What is needed →
For this exercise, return all the data word for word, with images left out.

Given records Start Marker

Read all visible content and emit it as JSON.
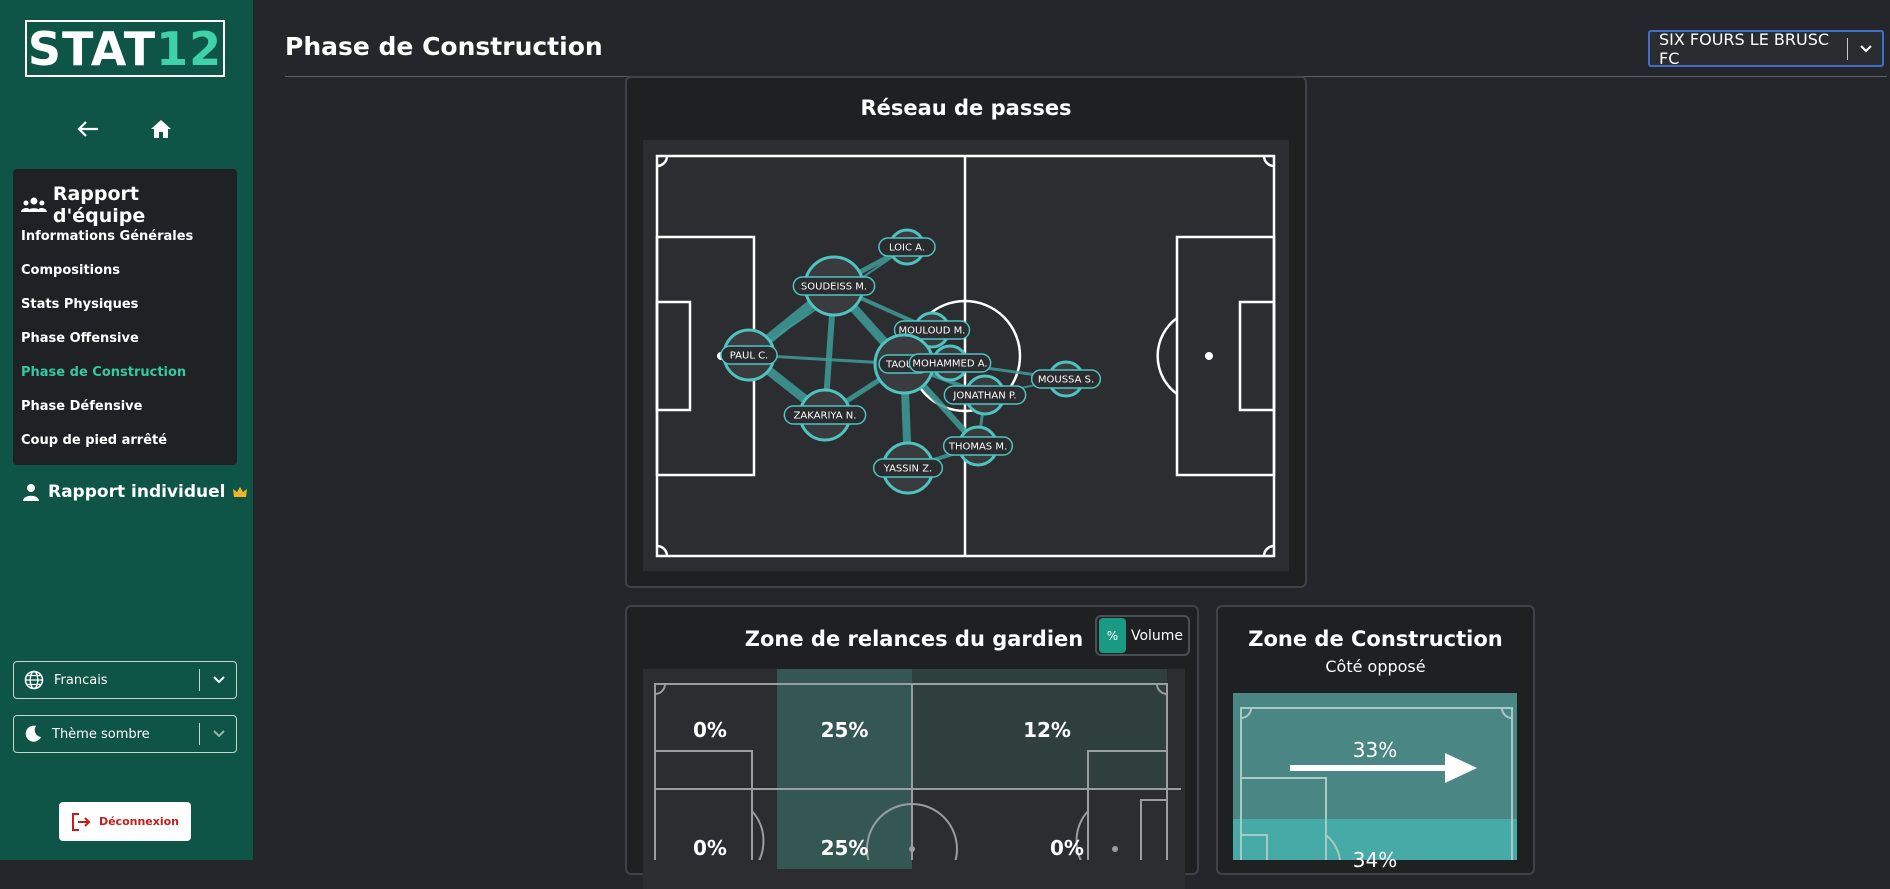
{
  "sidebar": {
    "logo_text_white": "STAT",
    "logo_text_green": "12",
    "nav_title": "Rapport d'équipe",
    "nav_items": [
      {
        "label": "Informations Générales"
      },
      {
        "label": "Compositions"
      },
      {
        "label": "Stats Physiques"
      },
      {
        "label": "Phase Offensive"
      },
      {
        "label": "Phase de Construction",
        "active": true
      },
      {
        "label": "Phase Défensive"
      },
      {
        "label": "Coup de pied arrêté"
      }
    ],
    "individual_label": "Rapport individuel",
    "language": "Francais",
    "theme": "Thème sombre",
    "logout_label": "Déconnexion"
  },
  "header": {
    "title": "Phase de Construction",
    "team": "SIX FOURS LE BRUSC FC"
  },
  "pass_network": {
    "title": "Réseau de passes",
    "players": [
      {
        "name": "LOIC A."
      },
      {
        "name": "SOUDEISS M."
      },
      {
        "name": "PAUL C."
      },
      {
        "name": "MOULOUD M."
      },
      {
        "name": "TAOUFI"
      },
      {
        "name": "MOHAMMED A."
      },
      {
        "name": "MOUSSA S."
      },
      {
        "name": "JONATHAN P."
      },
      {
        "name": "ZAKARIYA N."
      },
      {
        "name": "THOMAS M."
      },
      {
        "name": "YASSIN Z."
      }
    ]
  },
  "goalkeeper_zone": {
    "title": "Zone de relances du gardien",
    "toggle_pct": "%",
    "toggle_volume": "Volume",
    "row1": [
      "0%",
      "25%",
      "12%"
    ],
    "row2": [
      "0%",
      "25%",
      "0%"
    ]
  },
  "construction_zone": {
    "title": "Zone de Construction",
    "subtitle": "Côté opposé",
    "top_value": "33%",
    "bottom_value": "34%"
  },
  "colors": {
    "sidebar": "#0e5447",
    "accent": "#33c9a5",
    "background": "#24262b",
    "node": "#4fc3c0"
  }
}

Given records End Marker

Result of the exercise →
Read all visible content and emit it as JSON.
{
  "sidebar": {
    "logo_text_white": "STAT",
    "logo_text_green": "12",
    "nav_title": "Rapport d'équipe",
    "nav_items": [
      {
        "label": "Informations Générales"
      },
      {
        "label": "Compositions"
      },
      {
        "label": "Stats Physiques"
      },
      {
        "label": "Phase Offensive"
      },
      {
        "label": "Phase de Construction",
        "active": true
      },
      {
        "label": "Phase Défensive"
      },
      {
        "label": "Coup de pied arrêté"
      }
    ],
    "individual_label": "Rapport individuel",
    "language": "Francais",
    "theme": "Thème sombre",
    "logout_label": "Déconnexion"
  },
  "header": {
    "title": "Phase de Construction",
    "team": "SIX FOURS LE BRUSC FC"
  },
  "pass_network": {
    "title": "Réseau de passes",
    "players": [
      {
        "name": "LOIC A."
      },
      {
        "name": "SOUDEISS M."
      },
      {
        "name": "PAUL C."
      },
      {
        "name": "MOULOUD M."
      },
      {
        "name": "TAOUFI"
      },
      {
        "name": "MOHAMMED A."
      },
      {
        "name": "MOUSSA S."
      },
      {
        "name": "JONATHAN P."
      },
      {
        "name": "ZAKARIYA N."
      },
      {
        "name": "THOMAS M."
      },
      {
        "name": "YASSIN Z."
      }
    ]
  },
  "goalkeeper_zone": {
    "title": "Zone de relances du gardien",
    "toggle_pct": "%",
    "toggle_volume": "Volume",
    "row1": [
      "0%",
      "25%",
      "12%"
    ],
    "row2": [
      "0%",
      "25%",
      "0%"
    ]
  },
  "construction_zone": {
    "title": "Zone de Construction",
    "subtitle": "Côté opposé",
    "top_value": "33%",
    "bottom_value": "34%"
  },
  "colors": {
    "sidebar": "#0e5447",
    "accent": "#33c9a5",
    "background": "#24262b",
    "node": "#4fc3c0"
  }
}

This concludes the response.